03-15-2013, 01:55 AM
Hi Everyone,
I am working on Gas condensate pipelines and need support to solve one problem.
Brief description:- The 12” pipeline system has lot of NGL in the flowing gas stream, and Pipesim is predicting dropout of the liquid. The gas stream is saturated leaving the 2-phase separator at a pressure of ~ 50-70 psig, and the line goes underground and cools, causing liquid dropout. Around 300bbl liquid hold up is calculated by Pipesim.
Objective is to size the slug catcher. What pigging frequency should be considered? How fast this liquid will accumulate? What will basis of slug catcher design? How much margin shall be considered in slug volume as slug calculated by dynamic simulation would be more? Can anyone enlighten on these?
Regards,
MTQ

07-26-2013, 12:46 PM
Hi MTQ,

This will depend on operating conditions and pipe design as well as pipeline safety:
If the gas contains high H2S (sour gas) ,then normally following in any shutdown of the system you will need to depressurize the line and purge with sweet gas to eliminate corrosion and risk of toxic gas release. I remember of sour gas gathering flowlines where the pipeline was automatically pigged and purged by sweet gas when ever the pipe was shut down for any reason. Remember that when the pipe is out of service the condensation occurs and the corrosion at low points where corrosive liquid accumulate is severe and may lead to severe pitting corrosion.
- if the gas is sweet (no H2S) the pigging frequency depends on pipeline design. You should design the pipeline not to operate the line at a velocity lower than say 10 ft/sec to limit build up of what is called the 'static hold up " of the pipeline. Pls. note that contrary to dynamic hold up (which is the liquid comes in and goes out of the pipe), the static hold up depends on design of the pipe (diameter and normally gas superficial velocity). In the case that the static hold up is increasing within a period so that at the end of a specific time interval the pipeline pressure drop is no longer tolerable (decreased pipeline efficiency) then that will be the time to launch the pig. Other case where dictate the pigging are the maintenance period or application of batchwise corrosion inhibitors etc. You should also treat the onshore pipeline and offshore pipeline in different way as the hold up for deep offshore lines (especially risers) could lead to severe slugging.

To answer your second question (How fast would be the slug accumulation ). The slug will be accumulated to its maximum during transient state at the time of start up. It will be increased till the pipeline operation will become steady state (what comes in , goes out). At this time you will have a stable static hold up in the line plus the dynamic hold up which will not vary. The other cases which cause un-stability of the hold up are Ramp-up, pigging etc which shall be dealt separately. For all the above case you might need to run pipeline dynamic simulators to predict the time and the slug/ liquid hold up time (remember to use the proper model to come up with more or less accurate results).

There are some guidelines in the internet what type of slug catcher (finger type, vessel type (vertical or horizontal) or some other proprietary design to be used.

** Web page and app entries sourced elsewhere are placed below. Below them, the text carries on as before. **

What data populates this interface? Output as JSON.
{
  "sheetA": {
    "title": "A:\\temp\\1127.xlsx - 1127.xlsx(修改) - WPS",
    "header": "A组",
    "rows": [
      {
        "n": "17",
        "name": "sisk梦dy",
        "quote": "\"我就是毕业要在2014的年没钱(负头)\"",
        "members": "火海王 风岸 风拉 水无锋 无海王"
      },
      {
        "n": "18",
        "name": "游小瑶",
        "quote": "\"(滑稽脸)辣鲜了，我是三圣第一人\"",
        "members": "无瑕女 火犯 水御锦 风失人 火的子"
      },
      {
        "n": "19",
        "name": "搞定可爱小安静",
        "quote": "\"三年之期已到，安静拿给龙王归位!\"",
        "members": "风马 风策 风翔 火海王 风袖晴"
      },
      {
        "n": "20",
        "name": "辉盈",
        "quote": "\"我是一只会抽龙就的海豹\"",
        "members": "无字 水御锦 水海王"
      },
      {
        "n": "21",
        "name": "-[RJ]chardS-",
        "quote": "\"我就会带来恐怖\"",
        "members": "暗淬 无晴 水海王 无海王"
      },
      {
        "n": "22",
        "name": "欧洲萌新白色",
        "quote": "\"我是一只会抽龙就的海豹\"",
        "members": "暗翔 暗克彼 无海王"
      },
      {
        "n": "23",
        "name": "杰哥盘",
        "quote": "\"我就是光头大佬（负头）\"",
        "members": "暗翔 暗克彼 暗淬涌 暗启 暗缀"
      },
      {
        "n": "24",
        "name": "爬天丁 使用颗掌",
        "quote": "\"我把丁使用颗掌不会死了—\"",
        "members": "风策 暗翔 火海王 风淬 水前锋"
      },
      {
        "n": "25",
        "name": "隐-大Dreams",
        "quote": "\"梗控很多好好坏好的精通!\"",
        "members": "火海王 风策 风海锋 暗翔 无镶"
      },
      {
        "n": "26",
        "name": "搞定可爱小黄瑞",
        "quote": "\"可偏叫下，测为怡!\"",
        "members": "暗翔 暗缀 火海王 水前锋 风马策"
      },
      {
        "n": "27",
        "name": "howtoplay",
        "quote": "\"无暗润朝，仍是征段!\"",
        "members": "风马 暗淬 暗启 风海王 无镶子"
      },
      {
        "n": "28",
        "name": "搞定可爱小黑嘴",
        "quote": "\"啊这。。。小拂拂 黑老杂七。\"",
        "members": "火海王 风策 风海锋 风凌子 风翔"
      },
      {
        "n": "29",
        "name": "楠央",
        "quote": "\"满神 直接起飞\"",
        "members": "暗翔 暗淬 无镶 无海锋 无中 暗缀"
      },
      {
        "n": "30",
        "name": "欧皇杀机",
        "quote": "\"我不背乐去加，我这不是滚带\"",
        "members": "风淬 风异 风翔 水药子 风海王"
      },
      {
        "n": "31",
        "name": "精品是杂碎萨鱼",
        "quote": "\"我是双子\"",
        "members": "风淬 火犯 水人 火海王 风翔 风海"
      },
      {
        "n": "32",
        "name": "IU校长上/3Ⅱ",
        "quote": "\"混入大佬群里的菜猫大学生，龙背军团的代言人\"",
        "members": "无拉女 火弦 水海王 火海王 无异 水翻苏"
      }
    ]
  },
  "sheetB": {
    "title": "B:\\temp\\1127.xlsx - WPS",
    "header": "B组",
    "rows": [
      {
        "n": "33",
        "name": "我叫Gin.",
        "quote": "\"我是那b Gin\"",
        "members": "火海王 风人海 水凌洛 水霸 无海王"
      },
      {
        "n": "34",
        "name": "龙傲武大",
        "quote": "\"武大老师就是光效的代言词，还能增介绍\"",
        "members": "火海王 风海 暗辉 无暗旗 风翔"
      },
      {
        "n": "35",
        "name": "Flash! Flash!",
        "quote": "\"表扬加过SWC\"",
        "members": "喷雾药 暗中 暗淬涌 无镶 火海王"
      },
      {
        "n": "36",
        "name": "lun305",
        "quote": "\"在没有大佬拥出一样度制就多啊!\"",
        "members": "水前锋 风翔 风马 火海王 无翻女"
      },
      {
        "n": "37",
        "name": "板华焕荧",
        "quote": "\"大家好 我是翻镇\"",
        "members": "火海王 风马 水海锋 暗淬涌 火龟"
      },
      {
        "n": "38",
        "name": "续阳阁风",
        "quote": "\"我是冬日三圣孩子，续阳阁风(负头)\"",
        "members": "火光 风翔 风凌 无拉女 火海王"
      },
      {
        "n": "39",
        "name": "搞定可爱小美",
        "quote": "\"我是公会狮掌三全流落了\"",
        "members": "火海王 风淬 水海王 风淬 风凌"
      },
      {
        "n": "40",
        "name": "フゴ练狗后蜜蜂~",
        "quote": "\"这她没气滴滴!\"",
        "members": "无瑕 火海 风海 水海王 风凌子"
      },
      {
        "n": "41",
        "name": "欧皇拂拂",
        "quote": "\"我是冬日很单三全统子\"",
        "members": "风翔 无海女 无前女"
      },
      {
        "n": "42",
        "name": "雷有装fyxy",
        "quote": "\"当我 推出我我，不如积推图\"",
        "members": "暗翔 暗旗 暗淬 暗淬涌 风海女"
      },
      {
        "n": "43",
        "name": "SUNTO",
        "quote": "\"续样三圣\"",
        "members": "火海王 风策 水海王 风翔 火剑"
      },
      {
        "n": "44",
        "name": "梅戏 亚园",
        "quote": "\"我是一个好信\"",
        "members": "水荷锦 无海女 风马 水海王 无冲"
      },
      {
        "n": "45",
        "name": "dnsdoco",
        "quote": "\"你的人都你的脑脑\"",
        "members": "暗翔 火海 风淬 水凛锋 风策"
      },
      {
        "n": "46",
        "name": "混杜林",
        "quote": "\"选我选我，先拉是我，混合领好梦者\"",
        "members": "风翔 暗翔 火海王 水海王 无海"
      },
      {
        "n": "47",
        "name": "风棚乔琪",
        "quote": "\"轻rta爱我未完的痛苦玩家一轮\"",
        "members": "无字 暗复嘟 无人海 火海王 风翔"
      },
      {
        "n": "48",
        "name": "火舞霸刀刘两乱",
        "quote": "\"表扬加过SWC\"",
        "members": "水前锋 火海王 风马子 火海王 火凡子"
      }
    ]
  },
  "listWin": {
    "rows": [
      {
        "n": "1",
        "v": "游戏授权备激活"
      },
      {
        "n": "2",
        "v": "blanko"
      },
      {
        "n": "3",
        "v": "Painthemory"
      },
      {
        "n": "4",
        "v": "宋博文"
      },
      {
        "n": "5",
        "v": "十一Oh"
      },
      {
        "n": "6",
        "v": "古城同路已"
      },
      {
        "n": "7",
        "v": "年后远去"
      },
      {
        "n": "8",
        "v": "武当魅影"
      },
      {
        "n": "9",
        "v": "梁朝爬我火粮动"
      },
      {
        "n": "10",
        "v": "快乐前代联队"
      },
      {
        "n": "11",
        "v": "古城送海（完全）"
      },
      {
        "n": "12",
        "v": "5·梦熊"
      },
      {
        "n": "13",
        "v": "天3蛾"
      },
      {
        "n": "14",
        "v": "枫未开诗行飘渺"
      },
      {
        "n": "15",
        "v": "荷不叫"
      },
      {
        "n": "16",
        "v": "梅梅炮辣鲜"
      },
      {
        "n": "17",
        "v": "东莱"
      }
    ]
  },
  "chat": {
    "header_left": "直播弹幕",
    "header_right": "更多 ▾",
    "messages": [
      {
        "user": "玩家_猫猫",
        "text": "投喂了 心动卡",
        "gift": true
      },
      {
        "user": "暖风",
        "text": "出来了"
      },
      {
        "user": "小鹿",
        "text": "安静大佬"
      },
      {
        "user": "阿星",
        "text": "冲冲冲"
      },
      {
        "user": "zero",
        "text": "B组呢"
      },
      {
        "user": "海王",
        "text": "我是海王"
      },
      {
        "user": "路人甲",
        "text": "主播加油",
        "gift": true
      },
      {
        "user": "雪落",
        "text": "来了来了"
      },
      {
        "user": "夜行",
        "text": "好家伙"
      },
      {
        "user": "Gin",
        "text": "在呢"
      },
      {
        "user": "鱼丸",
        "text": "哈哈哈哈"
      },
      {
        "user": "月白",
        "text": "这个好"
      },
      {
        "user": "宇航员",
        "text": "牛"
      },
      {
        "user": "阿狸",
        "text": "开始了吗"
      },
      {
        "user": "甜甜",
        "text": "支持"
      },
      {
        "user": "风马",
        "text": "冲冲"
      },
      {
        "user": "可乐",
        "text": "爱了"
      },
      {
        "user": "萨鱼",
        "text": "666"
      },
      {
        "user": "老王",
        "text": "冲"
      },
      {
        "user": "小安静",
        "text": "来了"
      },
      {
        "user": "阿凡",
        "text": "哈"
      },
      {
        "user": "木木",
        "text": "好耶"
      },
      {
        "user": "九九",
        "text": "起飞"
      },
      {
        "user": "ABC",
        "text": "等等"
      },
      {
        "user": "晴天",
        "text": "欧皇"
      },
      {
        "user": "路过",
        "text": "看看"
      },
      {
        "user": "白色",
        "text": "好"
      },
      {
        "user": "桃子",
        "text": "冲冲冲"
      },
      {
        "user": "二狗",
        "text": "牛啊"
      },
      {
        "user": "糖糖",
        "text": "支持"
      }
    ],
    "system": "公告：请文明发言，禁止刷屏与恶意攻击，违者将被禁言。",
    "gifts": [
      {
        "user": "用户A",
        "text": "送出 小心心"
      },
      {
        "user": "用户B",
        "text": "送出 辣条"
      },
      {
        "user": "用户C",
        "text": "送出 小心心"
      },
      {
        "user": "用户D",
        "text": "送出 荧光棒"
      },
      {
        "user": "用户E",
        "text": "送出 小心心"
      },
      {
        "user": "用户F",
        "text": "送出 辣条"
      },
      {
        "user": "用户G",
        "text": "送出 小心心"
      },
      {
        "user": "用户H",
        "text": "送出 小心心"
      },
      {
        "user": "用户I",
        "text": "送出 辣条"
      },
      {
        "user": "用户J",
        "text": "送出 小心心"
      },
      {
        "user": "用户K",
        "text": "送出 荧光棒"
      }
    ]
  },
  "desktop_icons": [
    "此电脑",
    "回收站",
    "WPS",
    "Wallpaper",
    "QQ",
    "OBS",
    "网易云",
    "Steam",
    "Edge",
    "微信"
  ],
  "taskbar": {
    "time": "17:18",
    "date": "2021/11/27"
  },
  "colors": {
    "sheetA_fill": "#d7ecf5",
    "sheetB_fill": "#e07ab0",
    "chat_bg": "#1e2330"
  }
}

In your case where the slug size is limited a vessel type SC is more feasible as it could require limited plot size and equipment cost. Remember to allocate the slug volume when you are sizing the SC. Follow the design guideline for conventional separators for normal separation of gas and liquid but allocate more volume for the slug. Design of finger type slug catcher is more sophisticated and normally Engineering companies have GL or software to size pipe slug catchers (One of the GL are also also available from Operating companies like Shell DEP and PETRONAS which is more or less the same as SHELL DEP. However you may do it by yourself using these GL with consultation of some piping design engineers. Remember that when you design Pipe type SC there are some piping engineering rules which you might consider together with mechanical process design of SC. eg the standard pipe length are SRL,or DRL which is 6 meters or 12 meters. To minimize number of field welds you need to consider these limitations , Other things which might affect the size (especially the separation area, risers, downcomers etc. are standard fitting sizes ) especially for large size piping.

And your final question (the margin): actually with your case where the SC will be small in size you can allocate good fat in your design however this depends on your expertise to use the proper model applicable for your case plus the pipeline profile, accuracy of the input data e.g. gas composition etc. Also a good credit can be given to the liquid processing unit capacity downstream of slug catcher so that you can take the benefit to divert the liquid inside the SC while it is being accumulated....

seddik-b
08-11-2013, 04:02 PM
For sulugcatcher sizing you need to conduct transient studies where you have to determine you pipeline envelope, the turndown , start-up and ramp-up cases and will govern the slug catcher sizing.
V-sulg catacher = VSurge - Vdrainage . for more information you can refer to DEP-31.40.10.12.

Hope this will help

Seddik